P10.6:

This is a transfer of a phosphate group to a nitrogen rather than to an oxygen, but the mechanism is analogous.

image506.png

 

P10.7:

image508.png

P10.8: (From  J. Biol. Chem. 280, 10774)

image510.png

P10.9:  (From Biochemistry 2000, 39, 8603)

a) The stereochemistry of the substitution and location of the 18O label in the product strongly suggests that this is an SN (probably SN1-like) displacement at the anomeric carbon atom, rather than attack by the water molecule at a phosphorus. 

image512.png

 

image514.png

b) If water were to attack at the beta-phosphorus of the GDP group, the expected product would be:

image516.png

 

Notice the different stereochemistry at the anomeric carbon, and the different location of the 18O label.

P10.10: (From Biochemistry 44, 11476)

image518.png

P10.11: (From Biochemistry 2002, 41, 9279).  Using 18O-labelled water, we could determine the course of the reaction.  In the first case, the AMP would contain the label, in the second case the sugar would contain the label. The authors of the study above, working with an enzyme from E. coli, found that the reaction proceeded by the top mechanism (attack by water at the adenosyl phosphate).

image520.png

 

P10.12:

image522.png

image524.png

image526.png

 

image528.png

 

Here’s an example of this last possibility (the solution to exercise E9.1):

image458.png

 

Challenge Problems

C10.1: See Biochem J. 1982, 201, 665.

C10.2: See J. Biol. Chem. 257, 14795.

C10.3: See J. Mol. Biol. 1999, 286, 1507.

 

 

Contributors
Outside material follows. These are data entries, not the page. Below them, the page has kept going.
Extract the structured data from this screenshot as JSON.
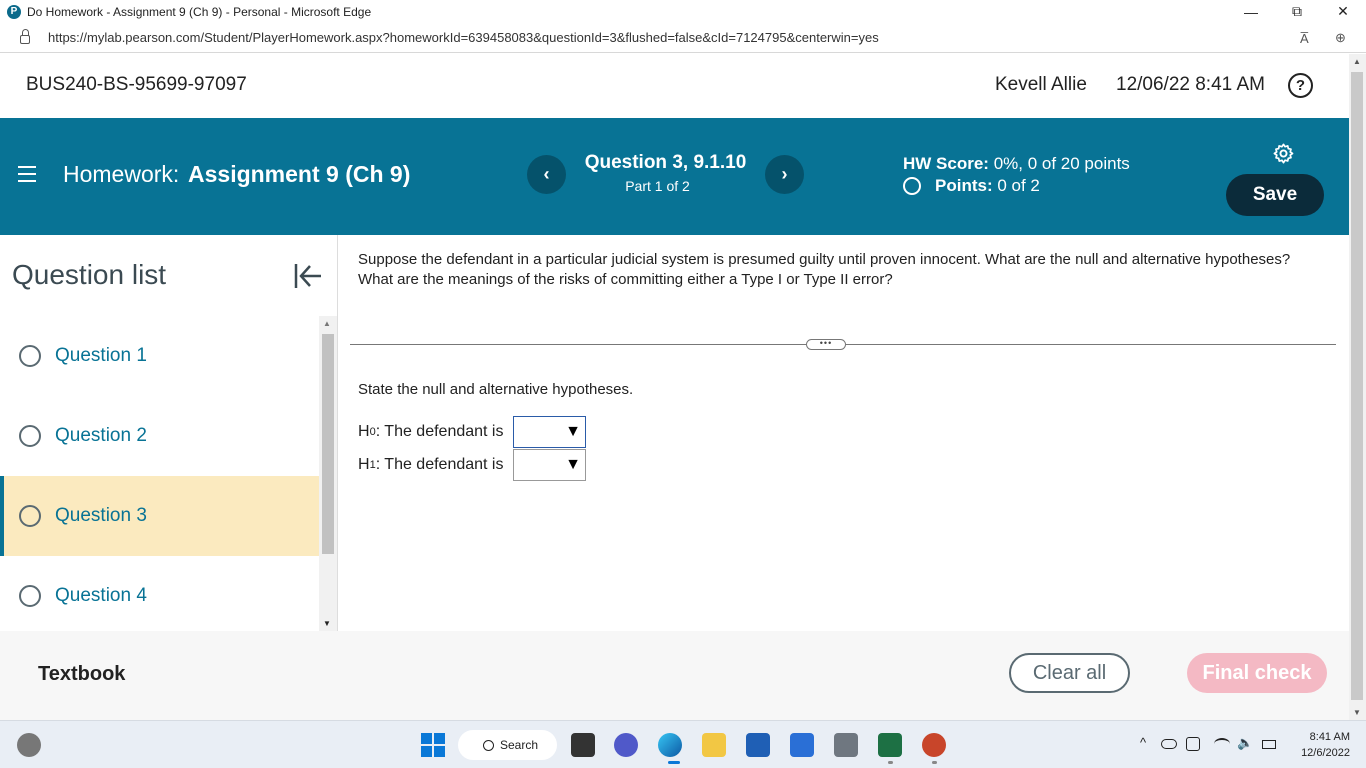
{
  "browser": {
    "title": "Do Homework - Assignment 9 (Ch 9) - Personal - Microsoft Edge",
    "url": "https://mylab.pearson.com/Student/PlayerHomework.aspx?homeworkId=639458083&questionId=3&flushed=false&cId=7124795&centerwin=yes",
    "minimize": "—",
    "restore": "⧉",
    "close": "✕",
    "read_aloud": "A̅",
    "zoom": "⊕"
  },
  "header": {
    "course_id": "BUS240-BS-95699-97097",
    "user_name": "Kevell Allie",
    "datetime": "12/06/22 8:41 AM",
    "help": "?"
  },
  "toolbar": {
    "homework_label": "Homework:",
    "assignment_name": "Assignment 9 (Ch 9)",
    "prev": "‹",
    "next": "›",
    "question_title": "Question 3, 9.1.10",
    "part": "Part 1 of 2",
    "hw_score_label": "HW Score:",
    "hw_score_value": "0%, 0 of 20 points",
    "points_label": "Points:",
    "points_value": "0 of 2",
    "save_label": "Save"
  },
  "question_list": {
    "title": "Question list",
    "items": [
      {
        "label": "Question 1"
      },
      {
        "label": "Question 2"
      },
      {
        "label": "Question 3"
      },
      {
        "label": "Question 4"
      }
    ],
    "active_index": 2
  },
  "question": {
    "prompt": "Suppose the defendant in a particular judicial system is presumed guilty until proven innocent. What are the null and alternative hypotheses? What are the meanings of the risks of committing either a Type I or Type II error?",
    "expand_pill": "•••",
    "instruction": "State the null and alternative hypotheses.",
    "h0_label": "H",
    "h0_sub": "0",
    "h0_text": ": The defendant is",
    "h1_label": "H",
    "h1_sub": "1",
    "h1_text": ": The defendant is",
    "h0_value": "",
    "h1_value": "",
    "dropdown_arrow": "▼"
  },
  "footer": {
    "textbook_label": "Textbook",
    "clear_all_label": "Clear all",
    "final_check_label": "Final check"
  },
  "taskbar": {
    "search_label": "Search",
    "clock_time": "8:41 AM",
    "clock_date": "12/6/2022",
    "tray_chevron": "^",
    "tray_volume": "🔈"
  },
  "colors": {
    "brand_teal": "#087395",
    "save_button": "#0b2b3a",
    "active_question_bg": "#fbeabf",
    "final_check_disabled": "#f4b9c4"
  }
}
  • Organic Chemistry With a Biological Emphasis, Tim Soderberg (University of Minnesota, Morris)